▶ The problem
Determine the number of lines of the records below that include "date". Respond with the number and no other text.
--- Dataset records ---
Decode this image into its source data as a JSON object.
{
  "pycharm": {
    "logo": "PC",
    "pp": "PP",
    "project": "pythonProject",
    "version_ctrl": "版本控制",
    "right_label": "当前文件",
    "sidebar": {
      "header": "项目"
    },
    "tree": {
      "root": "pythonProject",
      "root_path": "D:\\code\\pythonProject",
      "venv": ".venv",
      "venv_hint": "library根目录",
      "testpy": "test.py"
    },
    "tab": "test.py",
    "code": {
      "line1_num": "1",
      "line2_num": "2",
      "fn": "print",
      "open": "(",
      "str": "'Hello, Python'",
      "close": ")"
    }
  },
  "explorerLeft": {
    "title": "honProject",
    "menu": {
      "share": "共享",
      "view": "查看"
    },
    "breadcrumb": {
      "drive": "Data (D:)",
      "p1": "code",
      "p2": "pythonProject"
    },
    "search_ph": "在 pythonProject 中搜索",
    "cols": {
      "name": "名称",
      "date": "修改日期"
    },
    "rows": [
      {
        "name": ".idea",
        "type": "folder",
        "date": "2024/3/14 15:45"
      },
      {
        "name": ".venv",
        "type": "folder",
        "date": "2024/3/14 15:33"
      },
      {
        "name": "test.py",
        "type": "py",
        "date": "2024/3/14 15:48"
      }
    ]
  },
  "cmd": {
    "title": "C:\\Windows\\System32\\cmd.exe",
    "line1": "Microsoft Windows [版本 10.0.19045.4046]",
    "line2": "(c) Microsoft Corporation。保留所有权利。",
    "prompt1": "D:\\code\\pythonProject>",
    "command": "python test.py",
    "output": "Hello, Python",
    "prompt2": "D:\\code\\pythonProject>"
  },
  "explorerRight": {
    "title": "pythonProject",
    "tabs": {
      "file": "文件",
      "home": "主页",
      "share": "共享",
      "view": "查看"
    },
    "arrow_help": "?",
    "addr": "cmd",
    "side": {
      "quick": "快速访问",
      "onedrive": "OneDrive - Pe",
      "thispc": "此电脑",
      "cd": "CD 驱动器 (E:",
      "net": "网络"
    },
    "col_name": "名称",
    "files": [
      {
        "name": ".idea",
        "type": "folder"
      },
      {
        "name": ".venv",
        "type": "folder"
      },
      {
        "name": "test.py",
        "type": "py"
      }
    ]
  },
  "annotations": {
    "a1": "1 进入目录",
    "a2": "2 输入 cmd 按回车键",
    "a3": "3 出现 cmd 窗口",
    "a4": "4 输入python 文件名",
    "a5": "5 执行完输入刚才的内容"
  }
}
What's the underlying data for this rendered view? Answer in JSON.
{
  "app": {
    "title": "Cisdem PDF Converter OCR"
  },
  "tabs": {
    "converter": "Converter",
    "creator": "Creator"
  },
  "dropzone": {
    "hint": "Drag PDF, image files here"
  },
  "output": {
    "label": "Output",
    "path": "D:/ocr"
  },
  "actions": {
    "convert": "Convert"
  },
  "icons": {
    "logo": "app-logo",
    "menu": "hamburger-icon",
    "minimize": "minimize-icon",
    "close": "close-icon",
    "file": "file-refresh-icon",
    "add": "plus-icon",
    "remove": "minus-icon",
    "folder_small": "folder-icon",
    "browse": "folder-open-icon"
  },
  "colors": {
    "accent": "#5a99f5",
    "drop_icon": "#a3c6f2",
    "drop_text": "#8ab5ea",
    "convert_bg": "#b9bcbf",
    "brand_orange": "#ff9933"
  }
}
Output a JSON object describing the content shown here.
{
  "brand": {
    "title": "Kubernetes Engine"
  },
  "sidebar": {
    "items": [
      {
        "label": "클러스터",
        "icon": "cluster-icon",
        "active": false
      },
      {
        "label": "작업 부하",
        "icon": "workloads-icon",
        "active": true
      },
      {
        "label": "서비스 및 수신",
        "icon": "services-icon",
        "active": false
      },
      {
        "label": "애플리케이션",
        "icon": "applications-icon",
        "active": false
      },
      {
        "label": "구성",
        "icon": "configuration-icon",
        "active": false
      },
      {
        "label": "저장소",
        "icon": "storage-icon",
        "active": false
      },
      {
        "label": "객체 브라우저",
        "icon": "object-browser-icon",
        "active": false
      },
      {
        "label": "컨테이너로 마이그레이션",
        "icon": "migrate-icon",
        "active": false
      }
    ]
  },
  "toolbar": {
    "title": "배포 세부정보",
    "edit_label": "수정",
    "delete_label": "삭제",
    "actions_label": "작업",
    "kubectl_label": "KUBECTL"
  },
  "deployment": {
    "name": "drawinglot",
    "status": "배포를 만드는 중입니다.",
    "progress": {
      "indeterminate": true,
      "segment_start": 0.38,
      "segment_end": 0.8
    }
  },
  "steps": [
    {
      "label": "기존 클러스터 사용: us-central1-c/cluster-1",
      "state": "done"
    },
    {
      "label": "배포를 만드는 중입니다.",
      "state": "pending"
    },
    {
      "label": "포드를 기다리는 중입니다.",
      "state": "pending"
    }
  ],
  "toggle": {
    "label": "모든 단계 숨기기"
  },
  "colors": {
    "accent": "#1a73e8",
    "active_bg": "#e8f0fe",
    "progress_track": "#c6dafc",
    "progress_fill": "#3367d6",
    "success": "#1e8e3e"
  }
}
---
▶ Exercise output
4